Dataset rows for apps and sites:
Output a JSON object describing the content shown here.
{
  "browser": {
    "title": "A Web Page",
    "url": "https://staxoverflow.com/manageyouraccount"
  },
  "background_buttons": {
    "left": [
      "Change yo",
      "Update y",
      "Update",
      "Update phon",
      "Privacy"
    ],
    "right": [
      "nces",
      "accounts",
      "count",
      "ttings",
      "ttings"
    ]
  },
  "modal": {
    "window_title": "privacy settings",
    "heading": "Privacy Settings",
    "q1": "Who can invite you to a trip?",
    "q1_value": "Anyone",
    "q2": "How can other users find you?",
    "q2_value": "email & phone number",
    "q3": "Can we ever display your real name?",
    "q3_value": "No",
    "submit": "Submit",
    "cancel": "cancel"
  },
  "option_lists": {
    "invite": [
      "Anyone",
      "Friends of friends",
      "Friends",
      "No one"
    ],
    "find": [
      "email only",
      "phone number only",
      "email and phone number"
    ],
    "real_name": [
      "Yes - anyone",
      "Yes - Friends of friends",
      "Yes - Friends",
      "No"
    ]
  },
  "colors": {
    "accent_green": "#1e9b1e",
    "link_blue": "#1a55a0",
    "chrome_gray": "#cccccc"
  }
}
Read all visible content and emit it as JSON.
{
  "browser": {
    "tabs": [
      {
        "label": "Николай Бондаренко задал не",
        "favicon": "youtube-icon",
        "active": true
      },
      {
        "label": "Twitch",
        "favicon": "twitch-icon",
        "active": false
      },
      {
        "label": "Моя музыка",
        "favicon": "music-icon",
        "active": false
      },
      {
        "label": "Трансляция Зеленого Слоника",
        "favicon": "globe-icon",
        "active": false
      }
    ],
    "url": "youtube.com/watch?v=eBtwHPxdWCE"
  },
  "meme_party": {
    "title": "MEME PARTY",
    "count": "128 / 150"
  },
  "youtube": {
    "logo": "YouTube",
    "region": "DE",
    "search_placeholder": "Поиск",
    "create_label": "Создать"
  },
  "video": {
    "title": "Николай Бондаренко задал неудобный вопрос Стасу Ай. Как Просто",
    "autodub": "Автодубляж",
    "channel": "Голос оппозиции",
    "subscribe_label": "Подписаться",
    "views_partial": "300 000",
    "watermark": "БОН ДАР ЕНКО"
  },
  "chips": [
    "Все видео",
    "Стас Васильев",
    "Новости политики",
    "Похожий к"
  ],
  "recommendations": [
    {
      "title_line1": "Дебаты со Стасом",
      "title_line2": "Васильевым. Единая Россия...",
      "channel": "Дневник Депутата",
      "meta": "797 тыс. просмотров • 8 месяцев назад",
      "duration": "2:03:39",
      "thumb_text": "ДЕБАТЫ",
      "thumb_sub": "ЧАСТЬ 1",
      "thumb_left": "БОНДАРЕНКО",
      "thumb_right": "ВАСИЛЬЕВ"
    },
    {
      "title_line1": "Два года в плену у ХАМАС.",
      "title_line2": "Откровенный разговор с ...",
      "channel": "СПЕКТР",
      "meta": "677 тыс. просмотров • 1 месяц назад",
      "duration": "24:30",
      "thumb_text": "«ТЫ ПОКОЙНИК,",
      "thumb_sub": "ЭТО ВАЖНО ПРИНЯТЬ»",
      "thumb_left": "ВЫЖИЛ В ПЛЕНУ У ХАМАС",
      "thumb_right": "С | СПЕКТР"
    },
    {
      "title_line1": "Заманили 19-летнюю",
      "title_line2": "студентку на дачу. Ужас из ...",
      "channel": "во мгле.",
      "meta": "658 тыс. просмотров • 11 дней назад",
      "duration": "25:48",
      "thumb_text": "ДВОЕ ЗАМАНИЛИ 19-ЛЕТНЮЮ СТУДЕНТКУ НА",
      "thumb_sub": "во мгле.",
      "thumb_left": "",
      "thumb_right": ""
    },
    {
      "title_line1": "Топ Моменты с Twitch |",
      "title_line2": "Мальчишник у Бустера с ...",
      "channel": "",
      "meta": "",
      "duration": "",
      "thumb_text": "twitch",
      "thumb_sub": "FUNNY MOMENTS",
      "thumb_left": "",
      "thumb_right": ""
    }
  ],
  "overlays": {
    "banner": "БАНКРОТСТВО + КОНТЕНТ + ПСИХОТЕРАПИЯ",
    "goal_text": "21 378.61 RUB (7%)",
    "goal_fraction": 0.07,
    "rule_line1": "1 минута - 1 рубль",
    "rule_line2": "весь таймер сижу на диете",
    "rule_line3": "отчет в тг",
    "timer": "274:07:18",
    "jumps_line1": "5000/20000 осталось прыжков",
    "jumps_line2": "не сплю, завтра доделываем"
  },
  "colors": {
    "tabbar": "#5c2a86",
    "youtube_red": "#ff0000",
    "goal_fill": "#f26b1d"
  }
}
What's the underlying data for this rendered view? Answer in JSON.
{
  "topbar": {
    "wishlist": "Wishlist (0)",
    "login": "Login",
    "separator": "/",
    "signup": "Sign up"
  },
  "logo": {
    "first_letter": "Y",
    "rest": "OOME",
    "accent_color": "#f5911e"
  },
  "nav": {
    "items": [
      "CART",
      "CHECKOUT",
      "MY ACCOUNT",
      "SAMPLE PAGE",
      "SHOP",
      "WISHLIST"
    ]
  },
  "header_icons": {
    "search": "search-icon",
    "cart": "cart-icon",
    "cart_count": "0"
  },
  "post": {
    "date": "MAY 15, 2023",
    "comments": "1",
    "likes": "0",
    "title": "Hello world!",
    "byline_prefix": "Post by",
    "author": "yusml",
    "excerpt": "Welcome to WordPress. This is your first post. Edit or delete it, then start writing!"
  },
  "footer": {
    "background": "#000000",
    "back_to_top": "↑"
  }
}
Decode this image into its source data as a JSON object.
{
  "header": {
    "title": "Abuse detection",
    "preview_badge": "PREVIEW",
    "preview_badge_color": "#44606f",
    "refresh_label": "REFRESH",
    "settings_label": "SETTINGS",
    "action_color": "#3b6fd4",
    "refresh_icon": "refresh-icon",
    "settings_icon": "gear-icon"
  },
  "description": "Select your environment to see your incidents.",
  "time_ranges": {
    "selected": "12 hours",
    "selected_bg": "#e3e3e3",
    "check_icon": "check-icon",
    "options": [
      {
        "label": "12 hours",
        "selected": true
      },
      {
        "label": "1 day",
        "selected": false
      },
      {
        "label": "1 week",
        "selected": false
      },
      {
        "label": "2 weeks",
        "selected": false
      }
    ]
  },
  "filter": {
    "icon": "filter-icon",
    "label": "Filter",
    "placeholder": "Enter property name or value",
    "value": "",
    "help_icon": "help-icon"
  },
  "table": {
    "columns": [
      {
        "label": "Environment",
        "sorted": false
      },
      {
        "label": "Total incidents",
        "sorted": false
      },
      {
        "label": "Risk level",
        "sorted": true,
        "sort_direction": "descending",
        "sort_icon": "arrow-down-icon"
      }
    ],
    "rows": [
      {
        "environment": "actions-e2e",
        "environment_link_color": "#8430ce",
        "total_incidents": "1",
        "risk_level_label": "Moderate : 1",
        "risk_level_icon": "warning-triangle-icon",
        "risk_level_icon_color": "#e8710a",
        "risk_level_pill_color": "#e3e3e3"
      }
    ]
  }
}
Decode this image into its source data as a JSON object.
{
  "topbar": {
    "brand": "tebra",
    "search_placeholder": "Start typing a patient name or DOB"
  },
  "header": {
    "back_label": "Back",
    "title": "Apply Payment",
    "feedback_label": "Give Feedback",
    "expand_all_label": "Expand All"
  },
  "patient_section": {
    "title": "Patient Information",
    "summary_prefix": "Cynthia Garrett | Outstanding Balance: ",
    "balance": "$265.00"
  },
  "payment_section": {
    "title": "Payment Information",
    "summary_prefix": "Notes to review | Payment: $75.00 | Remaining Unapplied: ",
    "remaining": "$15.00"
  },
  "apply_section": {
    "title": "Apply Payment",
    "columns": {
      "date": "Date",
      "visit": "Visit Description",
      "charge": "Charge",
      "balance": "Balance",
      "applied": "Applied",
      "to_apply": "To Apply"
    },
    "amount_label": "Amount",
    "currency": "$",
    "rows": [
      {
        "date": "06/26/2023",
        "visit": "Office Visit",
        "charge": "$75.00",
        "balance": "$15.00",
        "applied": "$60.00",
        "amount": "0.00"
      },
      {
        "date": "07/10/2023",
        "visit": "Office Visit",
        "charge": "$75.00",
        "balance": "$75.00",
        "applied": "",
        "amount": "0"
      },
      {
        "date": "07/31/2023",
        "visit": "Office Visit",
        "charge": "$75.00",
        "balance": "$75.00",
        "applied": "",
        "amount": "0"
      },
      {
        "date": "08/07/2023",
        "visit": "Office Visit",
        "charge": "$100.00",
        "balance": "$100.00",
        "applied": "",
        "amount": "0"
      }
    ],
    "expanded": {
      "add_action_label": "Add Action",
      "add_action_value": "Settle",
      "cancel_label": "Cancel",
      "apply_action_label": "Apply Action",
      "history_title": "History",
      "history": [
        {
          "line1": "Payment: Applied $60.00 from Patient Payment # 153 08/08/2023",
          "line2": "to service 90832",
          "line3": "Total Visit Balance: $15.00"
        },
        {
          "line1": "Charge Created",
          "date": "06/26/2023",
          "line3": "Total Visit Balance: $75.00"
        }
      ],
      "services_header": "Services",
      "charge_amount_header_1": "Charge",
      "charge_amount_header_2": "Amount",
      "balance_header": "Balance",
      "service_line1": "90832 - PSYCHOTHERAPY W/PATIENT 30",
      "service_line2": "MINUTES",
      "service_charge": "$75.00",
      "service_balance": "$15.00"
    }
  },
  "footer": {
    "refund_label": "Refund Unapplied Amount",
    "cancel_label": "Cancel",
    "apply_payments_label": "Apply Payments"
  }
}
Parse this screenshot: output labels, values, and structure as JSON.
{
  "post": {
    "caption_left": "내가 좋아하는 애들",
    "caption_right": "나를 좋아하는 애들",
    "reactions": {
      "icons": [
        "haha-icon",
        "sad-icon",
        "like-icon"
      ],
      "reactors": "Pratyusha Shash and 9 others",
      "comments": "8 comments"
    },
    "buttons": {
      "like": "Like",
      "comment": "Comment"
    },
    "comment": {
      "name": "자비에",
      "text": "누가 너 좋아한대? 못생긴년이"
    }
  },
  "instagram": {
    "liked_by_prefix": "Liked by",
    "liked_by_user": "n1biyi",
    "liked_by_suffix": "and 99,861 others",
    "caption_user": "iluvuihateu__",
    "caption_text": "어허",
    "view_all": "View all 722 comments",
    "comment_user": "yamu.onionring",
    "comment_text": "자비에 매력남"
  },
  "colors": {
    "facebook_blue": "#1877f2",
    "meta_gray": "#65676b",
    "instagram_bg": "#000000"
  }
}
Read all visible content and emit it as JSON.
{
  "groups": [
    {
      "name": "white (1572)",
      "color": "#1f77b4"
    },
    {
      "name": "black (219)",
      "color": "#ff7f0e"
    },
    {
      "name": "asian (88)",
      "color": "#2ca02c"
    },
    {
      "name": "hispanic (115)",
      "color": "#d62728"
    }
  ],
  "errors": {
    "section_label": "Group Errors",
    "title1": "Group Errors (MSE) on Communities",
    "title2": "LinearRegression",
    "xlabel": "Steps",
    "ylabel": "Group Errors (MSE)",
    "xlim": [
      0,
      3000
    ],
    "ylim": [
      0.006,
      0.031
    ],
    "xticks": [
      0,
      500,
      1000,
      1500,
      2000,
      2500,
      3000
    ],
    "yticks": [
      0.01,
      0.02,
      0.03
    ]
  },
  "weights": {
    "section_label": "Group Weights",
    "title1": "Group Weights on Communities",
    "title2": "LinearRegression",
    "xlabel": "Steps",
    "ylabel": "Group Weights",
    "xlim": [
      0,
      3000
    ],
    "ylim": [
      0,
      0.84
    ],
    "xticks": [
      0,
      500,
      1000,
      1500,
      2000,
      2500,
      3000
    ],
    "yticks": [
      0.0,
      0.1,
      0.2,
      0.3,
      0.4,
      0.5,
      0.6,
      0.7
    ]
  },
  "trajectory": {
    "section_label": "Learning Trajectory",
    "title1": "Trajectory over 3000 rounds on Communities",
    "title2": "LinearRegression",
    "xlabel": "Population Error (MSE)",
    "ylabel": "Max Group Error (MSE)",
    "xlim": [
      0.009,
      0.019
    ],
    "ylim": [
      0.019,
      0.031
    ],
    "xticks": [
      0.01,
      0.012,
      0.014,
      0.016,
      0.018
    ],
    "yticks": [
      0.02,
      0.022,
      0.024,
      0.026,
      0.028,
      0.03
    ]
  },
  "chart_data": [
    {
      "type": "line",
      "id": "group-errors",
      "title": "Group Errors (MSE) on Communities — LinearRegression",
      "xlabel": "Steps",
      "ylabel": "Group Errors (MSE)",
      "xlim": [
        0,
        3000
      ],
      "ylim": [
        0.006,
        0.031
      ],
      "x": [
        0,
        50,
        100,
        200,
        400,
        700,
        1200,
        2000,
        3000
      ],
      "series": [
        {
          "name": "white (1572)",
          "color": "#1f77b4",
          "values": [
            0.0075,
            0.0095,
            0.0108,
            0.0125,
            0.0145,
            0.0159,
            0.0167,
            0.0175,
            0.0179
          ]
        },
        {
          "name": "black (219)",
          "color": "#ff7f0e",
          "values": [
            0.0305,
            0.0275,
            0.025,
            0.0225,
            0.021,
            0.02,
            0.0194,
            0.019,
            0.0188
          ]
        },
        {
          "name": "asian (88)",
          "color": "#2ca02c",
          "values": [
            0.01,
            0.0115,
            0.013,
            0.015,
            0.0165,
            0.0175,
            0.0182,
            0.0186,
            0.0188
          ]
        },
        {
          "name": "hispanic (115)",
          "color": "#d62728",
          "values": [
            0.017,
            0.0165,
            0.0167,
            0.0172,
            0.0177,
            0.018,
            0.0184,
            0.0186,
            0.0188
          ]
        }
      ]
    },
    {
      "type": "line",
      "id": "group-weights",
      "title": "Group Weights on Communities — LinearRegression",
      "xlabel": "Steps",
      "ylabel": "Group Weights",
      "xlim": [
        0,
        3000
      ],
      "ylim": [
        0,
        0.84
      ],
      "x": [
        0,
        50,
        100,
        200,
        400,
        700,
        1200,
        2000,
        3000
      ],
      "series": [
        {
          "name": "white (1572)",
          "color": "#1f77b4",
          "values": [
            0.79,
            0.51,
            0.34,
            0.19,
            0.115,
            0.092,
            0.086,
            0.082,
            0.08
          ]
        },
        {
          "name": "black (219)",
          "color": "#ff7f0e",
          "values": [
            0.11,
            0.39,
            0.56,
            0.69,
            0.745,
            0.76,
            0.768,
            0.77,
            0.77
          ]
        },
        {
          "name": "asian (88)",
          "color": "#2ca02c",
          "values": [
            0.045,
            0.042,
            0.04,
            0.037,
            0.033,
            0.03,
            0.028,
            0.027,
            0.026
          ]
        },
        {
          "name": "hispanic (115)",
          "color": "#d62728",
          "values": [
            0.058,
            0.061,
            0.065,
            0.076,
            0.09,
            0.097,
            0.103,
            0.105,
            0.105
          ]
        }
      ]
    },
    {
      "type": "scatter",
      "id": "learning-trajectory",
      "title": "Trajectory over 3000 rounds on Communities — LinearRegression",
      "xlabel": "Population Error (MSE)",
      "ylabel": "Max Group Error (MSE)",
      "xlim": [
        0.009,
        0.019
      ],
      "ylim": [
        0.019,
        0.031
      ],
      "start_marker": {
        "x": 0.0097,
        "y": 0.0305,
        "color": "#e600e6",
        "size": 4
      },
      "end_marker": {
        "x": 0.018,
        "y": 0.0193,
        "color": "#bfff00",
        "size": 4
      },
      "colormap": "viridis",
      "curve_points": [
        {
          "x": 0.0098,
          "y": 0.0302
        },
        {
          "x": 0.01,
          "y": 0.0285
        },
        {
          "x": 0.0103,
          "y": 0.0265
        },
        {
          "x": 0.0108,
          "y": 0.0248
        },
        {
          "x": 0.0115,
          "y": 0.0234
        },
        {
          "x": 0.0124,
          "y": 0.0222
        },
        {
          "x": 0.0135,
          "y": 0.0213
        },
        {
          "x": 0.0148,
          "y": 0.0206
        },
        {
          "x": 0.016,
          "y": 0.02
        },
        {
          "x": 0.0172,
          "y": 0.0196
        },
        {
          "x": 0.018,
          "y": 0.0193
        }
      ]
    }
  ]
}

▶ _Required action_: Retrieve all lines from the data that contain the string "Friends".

▶ _Expected output_:
      "Friends of friends",
      "Friends",
      "Yes - Friends of friends",
      "Yes - Friends",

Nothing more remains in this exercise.